§ **Task directions**
Find the word "screenshot" in the listing. Copy out each line where it occurs.

[[ Provided material open ]]

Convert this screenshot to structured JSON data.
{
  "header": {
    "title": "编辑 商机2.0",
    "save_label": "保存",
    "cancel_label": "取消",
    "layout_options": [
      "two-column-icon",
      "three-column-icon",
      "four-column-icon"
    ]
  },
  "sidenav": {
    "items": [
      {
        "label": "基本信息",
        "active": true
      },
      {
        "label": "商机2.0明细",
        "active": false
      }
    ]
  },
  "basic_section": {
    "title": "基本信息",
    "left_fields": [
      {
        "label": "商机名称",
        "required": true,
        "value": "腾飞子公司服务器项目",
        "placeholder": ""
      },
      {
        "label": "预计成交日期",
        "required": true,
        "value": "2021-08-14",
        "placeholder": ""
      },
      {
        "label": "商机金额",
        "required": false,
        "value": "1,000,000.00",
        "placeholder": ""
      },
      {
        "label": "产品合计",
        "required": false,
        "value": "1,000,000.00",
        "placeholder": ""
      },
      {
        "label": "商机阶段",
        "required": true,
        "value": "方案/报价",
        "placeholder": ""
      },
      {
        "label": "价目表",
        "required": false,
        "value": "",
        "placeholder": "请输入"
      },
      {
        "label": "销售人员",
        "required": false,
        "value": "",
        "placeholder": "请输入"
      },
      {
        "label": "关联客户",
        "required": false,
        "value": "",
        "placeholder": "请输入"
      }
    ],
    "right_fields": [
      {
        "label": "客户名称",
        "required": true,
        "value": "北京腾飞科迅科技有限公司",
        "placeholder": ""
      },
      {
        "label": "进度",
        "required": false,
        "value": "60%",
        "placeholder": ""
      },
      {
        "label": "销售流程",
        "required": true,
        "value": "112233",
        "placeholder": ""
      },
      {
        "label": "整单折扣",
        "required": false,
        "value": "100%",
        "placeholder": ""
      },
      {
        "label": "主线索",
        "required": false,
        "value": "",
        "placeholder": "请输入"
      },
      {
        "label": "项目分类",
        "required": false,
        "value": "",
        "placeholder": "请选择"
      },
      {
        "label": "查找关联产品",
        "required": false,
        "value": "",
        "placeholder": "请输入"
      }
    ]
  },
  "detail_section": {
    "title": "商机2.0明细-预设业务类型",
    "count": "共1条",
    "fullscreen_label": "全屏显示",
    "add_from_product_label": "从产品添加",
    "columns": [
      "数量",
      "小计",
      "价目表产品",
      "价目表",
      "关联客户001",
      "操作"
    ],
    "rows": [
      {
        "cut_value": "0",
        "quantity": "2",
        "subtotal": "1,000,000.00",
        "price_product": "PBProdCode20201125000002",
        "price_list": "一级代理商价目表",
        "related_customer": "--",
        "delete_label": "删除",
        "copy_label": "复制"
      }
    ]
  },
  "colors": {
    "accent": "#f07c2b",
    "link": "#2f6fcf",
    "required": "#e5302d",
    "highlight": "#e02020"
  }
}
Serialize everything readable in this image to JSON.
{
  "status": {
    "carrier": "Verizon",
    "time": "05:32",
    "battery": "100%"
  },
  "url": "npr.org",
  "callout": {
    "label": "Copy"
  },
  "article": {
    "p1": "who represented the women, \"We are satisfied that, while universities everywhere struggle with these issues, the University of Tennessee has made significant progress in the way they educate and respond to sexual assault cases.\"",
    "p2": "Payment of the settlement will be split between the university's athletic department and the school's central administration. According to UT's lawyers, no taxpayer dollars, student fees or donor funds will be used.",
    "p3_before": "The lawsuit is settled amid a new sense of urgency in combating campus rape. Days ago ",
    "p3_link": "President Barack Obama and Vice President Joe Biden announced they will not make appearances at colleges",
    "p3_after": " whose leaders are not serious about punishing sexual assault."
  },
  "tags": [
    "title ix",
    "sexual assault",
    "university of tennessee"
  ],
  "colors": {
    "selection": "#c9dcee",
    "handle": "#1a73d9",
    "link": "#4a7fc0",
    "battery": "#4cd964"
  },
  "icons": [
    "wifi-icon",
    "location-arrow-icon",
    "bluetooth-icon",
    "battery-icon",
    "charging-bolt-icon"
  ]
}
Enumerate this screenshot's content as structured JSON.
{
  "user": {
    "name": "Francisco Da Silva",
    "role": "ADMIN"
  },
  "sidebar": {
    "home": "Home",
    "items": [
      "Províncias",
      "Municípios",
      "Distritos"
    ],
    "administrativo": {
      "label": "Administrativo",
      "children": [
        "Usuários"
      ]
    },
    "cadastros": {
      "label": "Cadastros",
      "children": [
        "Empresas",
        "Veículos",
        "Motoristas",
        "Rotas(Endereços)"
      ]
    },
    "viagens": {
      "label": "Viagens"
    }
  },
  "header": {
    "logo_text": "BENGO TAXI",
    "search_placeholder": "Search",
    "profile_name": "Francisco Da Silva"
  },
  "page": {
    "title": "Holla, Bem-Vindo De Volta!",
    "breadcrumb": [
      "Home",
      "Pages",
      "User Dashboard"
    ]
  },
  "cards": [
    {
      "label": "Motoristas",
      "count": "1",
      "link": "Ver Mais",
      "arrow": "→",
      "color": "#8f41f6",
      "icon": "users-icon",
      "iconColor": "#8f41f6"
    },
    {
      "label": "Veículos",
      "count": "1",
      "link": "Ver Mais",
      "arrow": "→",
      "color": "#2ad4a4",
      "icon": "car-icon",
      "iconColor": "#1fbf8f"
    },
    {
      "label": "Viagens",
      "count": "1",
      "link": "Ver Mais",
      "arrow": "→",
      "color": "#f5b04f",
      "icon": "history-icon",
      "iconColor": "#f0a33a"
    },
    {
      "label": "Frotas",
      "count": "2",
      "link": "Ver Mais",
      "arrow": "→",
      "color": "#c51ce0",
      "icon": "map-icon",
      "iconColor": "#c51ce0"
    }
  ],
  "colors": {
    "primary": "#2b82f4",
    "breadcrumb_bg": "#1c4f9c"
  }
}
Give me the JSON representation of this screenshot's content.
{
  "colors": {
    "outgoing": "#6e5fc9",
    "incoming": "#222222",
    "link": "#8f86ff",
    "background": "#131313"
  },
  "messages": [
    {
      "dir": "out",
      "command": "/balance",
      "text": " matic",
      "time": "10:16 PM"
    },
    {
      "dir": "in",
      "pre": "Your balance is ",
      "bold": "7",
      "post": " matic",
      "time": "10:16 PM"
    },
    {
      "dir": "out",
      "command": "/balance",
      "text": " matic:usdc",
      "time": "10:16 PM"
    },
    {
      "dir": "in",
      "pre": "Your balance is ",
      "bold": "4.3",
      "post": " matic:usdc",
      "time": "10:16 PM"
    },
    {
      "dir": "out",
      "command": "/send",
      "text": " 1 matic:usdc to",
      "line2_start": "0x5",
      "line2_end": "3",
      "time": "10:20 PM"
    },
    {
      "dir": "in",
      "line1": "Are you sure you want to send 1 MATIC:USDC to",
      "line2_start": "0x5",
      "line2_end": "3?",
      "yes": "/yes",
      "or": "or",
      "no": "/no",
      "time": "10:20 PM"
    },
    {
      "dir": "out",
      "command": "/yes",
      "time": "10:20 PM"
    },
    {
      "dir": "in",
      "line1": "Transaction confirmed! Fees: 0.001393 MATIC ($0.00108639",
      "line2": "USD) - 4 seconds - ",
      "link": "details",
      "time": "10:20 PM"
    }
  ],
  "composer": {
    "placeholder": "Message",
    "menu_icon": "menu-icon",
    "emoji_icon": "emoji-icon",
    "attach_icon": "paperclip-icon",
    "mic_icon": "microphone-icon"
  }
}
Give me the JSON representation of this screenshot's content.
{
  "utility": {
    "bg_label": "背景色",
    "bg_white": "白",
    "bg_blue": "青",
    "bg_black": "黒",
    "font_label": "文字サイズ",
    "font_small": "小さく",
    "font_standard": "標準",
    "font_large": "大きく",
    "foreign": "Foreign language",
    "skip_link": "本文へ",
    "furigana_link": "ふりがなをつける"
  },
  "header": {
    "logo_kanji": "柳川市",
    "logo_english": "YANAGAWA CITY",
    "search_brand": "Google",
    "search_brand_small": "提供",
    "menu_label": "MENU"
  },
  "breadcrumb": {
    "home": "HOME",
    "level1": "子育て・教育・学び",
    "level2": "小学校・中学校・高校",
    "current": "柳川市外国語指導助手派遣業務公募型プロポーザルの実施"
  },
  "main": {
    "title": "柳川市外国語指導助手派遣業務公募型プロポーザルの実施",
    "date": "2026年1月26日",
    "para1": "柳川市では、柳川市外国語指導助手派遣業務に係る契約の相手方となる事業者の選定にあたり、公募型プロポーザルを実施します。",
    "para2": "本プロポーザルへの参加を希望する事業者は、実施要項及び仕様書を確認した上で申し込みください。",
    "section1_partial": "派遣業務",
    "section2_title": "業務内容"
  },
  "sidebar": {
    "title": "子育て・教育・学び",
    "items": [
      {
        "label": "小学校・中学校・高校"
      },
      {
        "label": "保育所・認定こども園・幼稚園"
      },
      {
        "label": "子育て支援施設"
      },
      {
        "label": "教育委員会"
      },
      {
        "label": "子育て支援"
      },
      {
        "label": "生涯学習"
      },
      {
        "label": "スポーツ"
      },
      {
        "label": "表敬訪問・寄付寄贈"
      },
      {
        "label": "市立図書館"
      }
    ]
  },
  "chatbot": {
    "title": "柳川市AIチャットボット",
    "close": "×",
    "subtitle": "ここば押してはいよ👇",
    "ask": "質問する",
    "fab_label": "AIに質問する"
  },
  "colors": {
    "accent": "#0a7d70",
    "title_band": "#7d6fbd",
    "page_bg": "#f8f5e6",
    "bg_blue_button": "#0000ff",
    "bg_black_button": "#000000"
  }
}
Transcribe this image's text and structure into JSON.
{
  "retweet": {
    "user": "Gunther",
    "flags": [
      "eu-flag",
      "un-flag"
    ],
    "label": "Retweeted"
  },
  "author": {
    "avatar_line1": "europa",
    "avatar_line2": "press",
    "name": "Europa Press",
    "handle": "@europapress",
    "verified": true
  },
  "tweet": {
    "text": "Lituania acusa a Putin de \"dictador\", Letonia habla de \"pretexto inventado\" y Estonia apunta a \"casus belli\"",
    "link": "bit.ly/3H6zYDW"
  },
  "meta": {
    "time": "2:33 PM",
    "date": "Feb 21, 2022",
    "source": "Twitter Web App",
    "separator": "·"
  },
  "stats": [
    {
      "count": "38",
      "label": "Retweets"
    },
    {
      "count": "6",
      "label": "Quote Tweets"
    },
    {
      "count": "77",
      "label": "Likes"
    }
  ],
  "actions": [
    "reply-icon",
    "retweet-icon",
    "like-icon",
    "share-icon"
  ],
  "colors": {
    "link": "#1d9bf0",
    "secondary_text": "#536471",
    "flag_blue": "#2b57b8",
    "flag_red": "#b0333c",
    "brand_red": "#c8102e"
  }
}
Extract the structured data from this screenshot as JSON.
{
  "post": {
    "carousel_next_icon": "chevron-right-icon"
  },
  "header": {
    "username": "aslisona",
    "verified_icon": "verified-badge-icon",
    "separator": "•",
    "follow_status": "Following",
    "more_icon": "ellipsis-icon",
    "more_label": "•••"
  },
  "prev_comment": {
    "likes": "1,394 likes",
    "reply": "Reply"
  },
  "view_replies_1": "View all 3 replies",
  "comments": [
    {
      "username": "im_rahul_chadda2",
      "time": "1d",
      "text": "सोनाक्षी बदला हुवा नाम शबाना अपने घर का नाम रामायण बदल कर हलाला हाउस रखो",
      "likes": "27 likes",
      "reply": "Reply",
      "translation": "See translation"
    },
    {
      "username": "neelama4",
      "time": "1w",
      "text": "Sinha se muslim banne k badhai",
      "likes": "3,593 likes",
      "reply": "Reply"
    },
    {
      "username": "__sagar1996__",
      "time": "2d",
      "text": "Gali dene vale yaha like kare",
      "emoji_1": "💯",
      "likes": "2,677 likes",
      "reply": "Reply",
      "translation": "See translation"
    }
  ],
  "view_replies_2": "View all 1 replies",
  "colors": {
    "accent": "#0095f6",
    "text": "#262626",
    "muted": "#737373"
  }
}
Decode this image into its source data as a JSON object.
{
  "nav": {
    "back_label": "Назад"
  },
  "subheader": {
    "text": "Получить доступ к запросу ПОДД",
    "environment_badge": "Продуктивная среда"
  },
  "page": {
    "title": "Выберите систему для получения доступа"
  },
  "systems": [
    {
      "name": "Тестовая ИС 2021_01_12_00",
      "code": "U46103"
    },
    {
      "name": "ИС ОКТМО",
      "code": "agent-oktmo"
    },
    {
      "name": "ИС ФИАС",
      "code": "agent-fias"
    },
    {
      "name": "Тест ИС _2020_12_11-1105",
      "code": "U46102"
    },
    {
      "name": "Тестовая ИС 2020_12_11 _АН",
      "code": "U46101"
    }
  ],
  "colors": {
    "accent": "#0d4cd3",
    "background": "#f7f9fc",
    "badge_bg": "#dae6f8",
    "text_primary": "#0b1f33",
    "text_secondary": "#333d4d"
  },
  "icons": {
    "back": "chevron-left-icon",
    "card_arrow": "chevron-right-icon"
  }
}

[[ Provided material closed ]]

§ **Answer for this exercise**
Convert this screenshot to structured JSON data.
Enumerate this screenshot's content as structured JSON.
Give me the JSON representation of this screenshot's content.
Give me the JSON representation of this screenshot's content.
Extract the structured data from this screenshot as JSON.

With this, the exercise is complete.